March 21, 2009

Obama Turns To Internet Video In Diplomatic Overture To Iran

After harnessing the power of the Internet during his 2008 presidential campaign, President Barack Obama is once again turning to the Web to launch the first significant diplomatic initiative of his presidency.

In a 3min 35sec YouTube video message entitled "A New Year, A New Beginning" directed to the people of Iran, President Obama marked the Iranian New Year, Nowruz. 

During his presidential campaign, Obama relied on his supporters to forward emails and videos to friends and family.  The White House now hopes similar actions will take place among Iranians.

So far, the gesture seems to be working, according to Trita Parsi, president of the National Iranian American Council.

"This has been spreading like wildfire on the Internet," he told AFP.

"It's just amazing the number of emails I've received from people both in the US and in Iran wishing each other a happy new year and then there's a link at the bottom to the president's message," he added.

The video was posted on the White House website at www.whitehouse.gov/Nowruz, with captions in Farsi, and on White House YouTube channel at www.youtube.com/user/whitehouse.

Some 16 hours after its release, the video has registered more than 100,000 views and generated more than 1,000 comments, most of which were positive.

Andrew Rasiej, co-founder of the blog TechPresident.com, which examines matters of technology and politics, said the Internet provided Obama with a vehicle to deliver his words unfiltered directly people of Iran.

"He's using the open platform of the Internet to ensure his message is heard in full and not shortened where it could be taken out of context or manipulated in a way that doesn't meet with his intent," Rasiej told AFP.

"Because the Internet offers the president a direct conduit to the citizens of a given country he can not only talk to them directly but he knows they will spread his message for him."

"That's what makes it so powerful," he said.

"There is some 65-year-old Iranian who remembers the positive relationship between Iran and the United States who will forward this video to his or her friends in Iran."

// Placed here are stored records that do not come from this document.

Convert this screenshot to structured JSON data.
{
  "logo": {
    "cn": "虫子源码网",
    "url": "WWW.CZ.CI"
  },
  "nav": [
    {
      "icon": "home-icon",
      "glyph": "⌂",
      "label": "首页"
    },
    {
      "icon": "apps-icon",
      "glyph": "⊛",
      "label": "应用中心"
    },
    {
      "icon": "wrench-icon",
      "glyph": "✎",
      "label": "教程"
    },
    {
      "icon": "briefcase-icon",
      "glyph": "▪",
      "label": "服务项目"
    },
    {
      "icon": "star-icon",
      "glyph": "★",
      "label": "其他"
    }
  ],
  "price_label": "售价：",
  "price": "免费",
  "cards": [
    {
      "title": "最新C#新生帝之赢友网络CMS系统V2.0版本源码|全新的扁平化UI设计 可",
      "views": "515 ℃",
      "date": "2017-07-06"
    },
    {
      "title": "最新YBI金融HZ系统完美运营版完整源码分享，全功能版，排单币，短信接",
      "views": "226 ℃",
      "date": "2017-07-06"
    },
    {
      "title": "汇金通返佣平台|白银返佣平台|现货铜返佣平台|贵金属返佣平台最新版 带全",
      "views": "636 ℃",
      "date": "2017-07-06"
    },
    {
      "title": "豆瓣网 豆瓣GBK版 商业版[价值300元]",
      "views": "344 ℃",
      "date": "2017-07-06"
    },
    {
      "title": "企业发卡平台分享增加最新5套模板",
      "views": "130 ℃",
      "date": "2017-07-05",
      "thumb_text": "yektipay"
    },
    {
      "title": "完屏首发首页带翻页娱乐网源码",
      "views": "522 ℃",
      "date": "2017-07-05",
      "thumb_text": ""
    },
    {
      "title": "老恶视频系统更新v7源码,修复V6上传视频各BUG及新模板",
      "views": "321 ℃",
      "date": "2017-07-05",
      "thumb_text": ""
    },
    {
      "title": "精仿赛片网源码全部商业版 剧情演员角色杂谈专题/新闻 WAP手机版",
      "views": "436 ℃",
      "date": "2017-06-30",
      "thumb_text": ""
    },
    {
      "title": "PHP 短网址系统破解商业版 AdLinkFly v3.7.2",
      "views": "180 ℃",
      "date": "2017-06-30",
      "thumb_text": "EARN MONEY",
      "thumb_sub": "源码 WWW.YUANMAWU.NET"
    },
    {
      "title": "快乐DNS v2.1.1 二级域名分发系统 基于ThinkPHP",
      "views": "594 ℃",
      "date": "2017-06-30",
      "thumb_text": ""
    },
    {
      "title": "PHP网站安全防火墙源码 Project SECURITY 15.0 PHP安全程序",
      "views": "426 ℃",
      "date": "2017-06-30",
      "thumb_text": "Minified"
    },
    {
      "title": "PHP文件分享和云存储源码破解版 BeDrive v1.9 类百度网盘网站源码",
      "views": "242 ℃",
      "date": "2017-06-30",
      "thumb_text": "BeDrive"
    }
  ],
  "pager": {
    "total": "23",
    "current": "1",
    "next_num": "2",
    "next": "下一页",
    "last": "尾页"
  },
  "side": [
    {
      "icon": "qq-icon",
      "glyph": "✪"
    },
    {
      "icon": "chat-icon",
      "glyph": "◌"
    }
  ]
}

Suzanne Maloney, author of a book on Iran and a senior fellow at the Brookings Institution's Saban Center for Middle East Policy, told AFP that Obama's use of video "gives a more personalized identification to the message than simply a printed statement or something read from a podium."

"It can be an effective medium particularly if the video is disseminated via the Internet because of course Iranians have a reasonable amount of access to the Internet," she added.

"A lot of sites are blocked but the reality is there are multiple avenues for getting material in and out of the country."

Rasiej said the Web had the potential to impact diplomacy the way it had changed politics.

"The Internet doesn't only represent an opportunity to remake politics in the United States," he said.

"It has the opportunity to reinvent diplomacy by not only having diplomats talk to each other but by engaging citizens talking to each other, debating common issues and goals."

Obama's video message to Iran "is the first step in 21st century citizen-to-citizen diplomacy led by the first true 21st century president," Rasiej said.

The United States has not had any diplomatic ties with Iran since 1980, after Iran's Islamic revolution when U.S. diplomats were taken hostage for more than a year.

During his presidential campaign, Obama pledged to engage with Washington's rivals. His recent gesture to Iran is his most substantial step since taking office in January.